### WORK ORDER
Each of the entries beneath this task should be written out exactly.

*** Begin section ***

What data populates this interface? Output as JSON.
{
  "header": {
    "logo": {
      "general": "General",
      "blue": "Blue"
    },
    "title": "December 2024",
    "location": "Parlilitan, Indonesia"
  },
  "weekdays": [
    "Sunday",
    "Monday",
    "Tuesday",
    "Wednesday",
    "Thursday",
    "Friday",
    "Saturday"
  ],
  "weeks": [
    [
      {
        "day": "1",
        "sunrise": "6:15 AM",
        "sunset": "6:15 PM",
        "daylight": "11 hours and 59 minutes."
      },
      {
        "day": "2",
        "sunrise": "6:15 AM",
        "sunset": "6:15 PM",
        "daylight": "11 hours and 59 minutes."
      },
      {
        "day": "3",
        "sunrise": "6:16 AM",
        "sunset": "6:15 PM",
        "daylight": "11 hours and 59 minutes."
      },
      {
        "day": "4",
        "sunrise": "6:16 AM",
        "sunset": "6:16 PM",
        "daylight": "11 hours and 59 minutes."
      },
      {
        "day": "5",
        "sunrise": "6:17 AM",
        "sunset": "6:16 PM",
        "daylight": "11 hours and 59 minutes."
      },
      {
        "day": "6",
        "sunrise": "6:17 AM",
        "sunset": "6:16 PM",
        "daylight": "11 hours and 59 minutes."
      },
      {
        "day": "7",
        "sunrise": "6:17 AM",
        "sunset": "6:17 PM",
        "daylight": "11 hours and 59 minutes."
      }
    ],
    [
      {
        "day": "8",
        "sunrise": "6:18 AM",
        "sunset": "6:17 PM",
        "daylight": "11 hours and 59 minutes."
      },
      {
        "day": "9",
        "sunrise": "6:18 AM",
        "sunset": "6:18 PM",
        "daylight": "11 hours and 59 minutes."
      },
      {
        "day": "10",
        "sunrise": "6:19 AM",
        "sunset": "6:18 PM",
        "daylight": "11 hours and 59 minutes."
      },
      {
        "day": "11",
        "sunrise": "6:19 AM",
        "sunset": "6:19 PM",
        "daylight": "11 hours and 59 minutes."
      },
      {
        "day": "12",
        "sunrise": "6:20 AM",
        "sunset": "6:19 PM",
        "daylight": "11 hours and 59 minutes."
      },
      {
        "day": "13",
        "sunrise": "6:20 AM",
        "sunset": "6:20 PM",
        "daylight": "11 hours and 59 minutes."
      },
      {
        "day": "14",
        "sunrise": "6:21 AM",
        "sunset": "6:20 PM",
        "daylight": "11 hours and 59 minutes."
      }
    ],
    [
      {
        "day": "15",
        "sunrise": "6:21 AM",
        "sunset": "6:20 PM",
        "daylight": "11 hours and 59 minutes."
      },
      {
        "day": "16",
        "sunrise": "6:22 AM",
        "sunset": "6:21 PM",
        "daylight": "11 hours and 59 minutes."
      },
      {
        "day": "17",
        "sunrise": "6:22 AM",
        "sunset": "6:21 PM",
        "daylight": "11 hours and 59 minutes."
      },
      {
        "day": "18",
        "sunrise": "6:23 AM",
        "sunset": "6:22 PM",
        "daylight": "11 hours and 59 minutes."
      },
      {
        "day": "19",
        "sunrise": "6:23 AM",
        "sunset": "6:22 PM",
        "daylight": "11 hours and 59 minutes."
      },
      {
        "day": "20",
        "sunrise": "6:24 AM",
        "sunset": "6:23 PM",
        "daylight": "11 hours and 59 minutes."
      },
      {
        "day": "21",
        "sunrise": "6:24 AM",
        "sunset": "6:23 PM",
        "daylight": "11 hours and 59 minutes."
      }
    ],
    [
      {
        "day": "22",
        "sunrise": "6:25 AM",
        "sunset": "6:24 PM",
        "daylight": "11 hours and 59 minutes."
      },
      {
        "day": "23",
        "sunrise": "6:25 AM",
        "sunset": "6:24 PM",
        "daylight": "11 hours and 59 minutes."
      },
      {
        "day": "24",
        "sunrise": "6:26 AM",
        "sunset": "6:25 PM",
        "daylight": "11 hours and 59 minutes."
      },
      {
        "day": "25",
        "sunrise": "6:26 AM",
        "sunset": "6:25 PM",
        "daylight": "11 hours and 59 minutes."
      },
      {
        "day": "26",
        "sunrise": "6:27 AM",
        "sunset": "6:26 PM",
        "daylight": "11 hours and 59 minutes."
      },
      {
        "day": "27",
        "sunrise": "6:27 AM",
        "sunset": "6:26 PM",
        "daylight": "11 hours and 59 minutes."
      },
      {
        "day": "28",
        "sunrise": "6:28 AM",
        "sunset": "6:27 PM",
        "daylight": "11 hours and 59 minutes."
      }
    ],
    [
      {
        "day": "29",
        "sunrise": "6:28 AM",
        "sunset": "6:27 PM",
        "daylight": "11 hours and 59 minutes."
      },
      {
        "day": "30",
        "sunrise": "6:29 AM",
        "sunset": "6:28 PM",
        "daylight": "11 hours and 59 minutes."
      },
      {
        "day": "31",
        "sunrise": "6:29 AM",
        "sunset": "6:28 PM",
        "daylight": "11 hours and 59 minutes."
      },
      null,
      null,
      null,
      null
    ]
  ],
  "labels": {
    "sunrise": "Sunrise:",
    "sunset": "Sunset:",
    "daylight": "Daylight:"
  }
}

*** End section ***

### ANSWER
What data populates this interface? Output as JSON.
{
  "header": {
    "logo": {
      "general": "General",
      "blue": "Blue"
    },
    "title": "December 2024",
    "location": "Parlilitan, Indonesia"
  },
  "weekdays": [
    "Sunday",
    "Monday",
    "Tuesday",
    "Wednesday",
    "Thursday",
    "Friday",
    "Saturday"
  ],
  "weeks": [
    [
      {
        "day": "1",
        "sunrise": "6:15 AM",
        "sunset": "6:15 PM",
        "daylight": "11 hours and 59 minutes."
      },
      {
        "day": "2",
        "sunrise": "6:15 AM",
        "sunset": "6:15 PM",
        "daylight": "11 hours and 59 minutes."
      },
      {
        "day": "3",
        "sunrise": "6:16 AM",
        "sunset": "6:15 PM",
        "daylight": "11 hours and 59 minutes."
      },
      {
        "day": "4",
        "sunrise": "6:16 AM",
        "sunset": "6:16 PM",
        "daylight": "11 hours and 59 minutes."
      },
      {
        "day": "5",
        "sunrise": "6:17 AM",
        "sunset": "6:16 PM",
        "daylight": "11 hours and 59 minutes."
      },
      {
        "day": "6",
        "sunrise": "6:17 AM",
        "sunset": "6:16 PM",
        "daylight": "11 hours and 59 minutes."
      },
      {
        "day": "7",
        "sunrise": "6:17 AM",
        "sunset": "6:17 PM",
        "daylight": "11 hours and 59 minutes."
      }
    ],
    [
      {
        "day": "8",
        "sunrise": "6:18 AM",
        "sunset": "6:17 PM",
        "daylight": "11 hours and 59 minutes."
      },
      {
        "day": "9",
        "sunrise": "6:18 AM",
        "sunset": "6:18 PM",
        "daylight": "11 hours and 59 minutes."
      },
      {
        "day": "10",
        "sunrise": "6:19 AM",
        "sunset": "6:18 PM",
        "daylight": "11 hours and 59 minutes."
      },
      {
        "day": "11",
        "sunrise": "6:19 AM",
        "sunset": "6:19 PM",
        "daylight": "11 hours and 59 minutes."
      },
      {
        "day": "12",
        "sunrise": "6:20 AM",
        "sunset": "6:19 PM",
        "daylight": "11 hours and 59 minutes."
      },
      {
        "day": "13",
        "sunrise": "6:20 AM",
        "sunset": "6:20 PM",
        "daylight": "11 hours and 59 minutes."
      },
      {
        "day": "14",
        "sunrise": "6:21 AM",
        "sunset": "6:20 PM",
        "daylight": "11 hours and 59 minutes."
      }
    ],
    [
      {
        "day": "15",
        "sunrise": "6:21 AM",
        "sunset": "6:20 PM",
        "daylight": "11 hours and 59 minutes."
      },
      {
        "day": "16",
        "sunrise": "6:22 AM",
        "sunset": "6:21 PM",
        "daylight": "11 hours and 59 minutes."
      },
      {
        "day": "17",
        "sunrise": "6:22 AM",
        "sunset": "6:21 PM",
        "daylight": "11 hours and 59 minutes."
      },
      {
        "day": "18",
        "sunrise": "6:23 AM",
        "sunset": "6:22 PM",
        "daylight": "11 hours and 59 minutes."
      },
      {
        "day": "19",
        "sunrise": "6:23 AM",
        "sunset": "6:22 PM",
        "daylight": "11 hours and 59 minutes."
      },
      {
        "day": "20",
        "sunrise": "6:24 AM",
        "sunset": "6:23 PM",
        "daylight": "11 hours and 59 minutes."
      },
      {
        "day": "21",
        "sunrise": "6:24 AM",
        "sunset": "6:23 PM",
        "daylight": "11 hours and 59 minutes."
      }
    ],
    [
      {
        "day": "22",
        "sunrise": "6:25 AM",
        "sunset": "6:24 PM",
        "daylight": "11 hours and 59 minutes."
      },
      {
        "day": "23",
        "sunrise": "6:25 AM",
        "sunset": "6:24 PM",
        "daylight": "11 hours and 59 minutes."
      },
      {
        "day": "24",
        "sunrise": "6:26 AM",
        "sunset": "6:25 PM",
        "daylight": "11 hours and 59 minutes."
      },
      {
        "day": "25",
        "sunrise": "6:26 AM",
        "sunset": "6:25 PM",
        "daylight": "11 hours and 59 minutes."
      },
      {
        "day": "26",
        "sunrise": "6:27 AM",
        "sunset": "6:26 PM",
        "daylight": "11 hours and 59 minutes."
      },
      {
        "day": "27",
        "sunrise": "6:27 AM",
        "sunset": "6:26 PM",
        "daylight": "11 hours and 59 minutes."
      },
      {
        "day": "28",
        "sunrise": "6:28 AM",
        "sunset": "6:27 PM",
        "daylight": "11 hours and 59 minutes."
      }
    ],
    [
      {
        "day": "29",
        "sunrise": "6:28 AM",
        "sunset": "6:27 PM",
        "daylight": "11 hours and 59 minutes."
      },
      {
        "day": "30",
        "sunrise": "6:29 AM",
        "sunset": "6:28 PM",
        "daylight": "11 hours and 59 minutes."
      },
      {
        "day": "31",
        "sunrise": "6:29 AM",
        "sunset": "6:28 PM",
        "daylight": "11 hours and 59 minutes."
      },
      null,
      null,
      null,
      null
    ]
  ],
  "labels": {
    "sunrise": "Sunrise:",
    "sunset": "Sunset:",
    "daylight": "Daylight:"
  }
}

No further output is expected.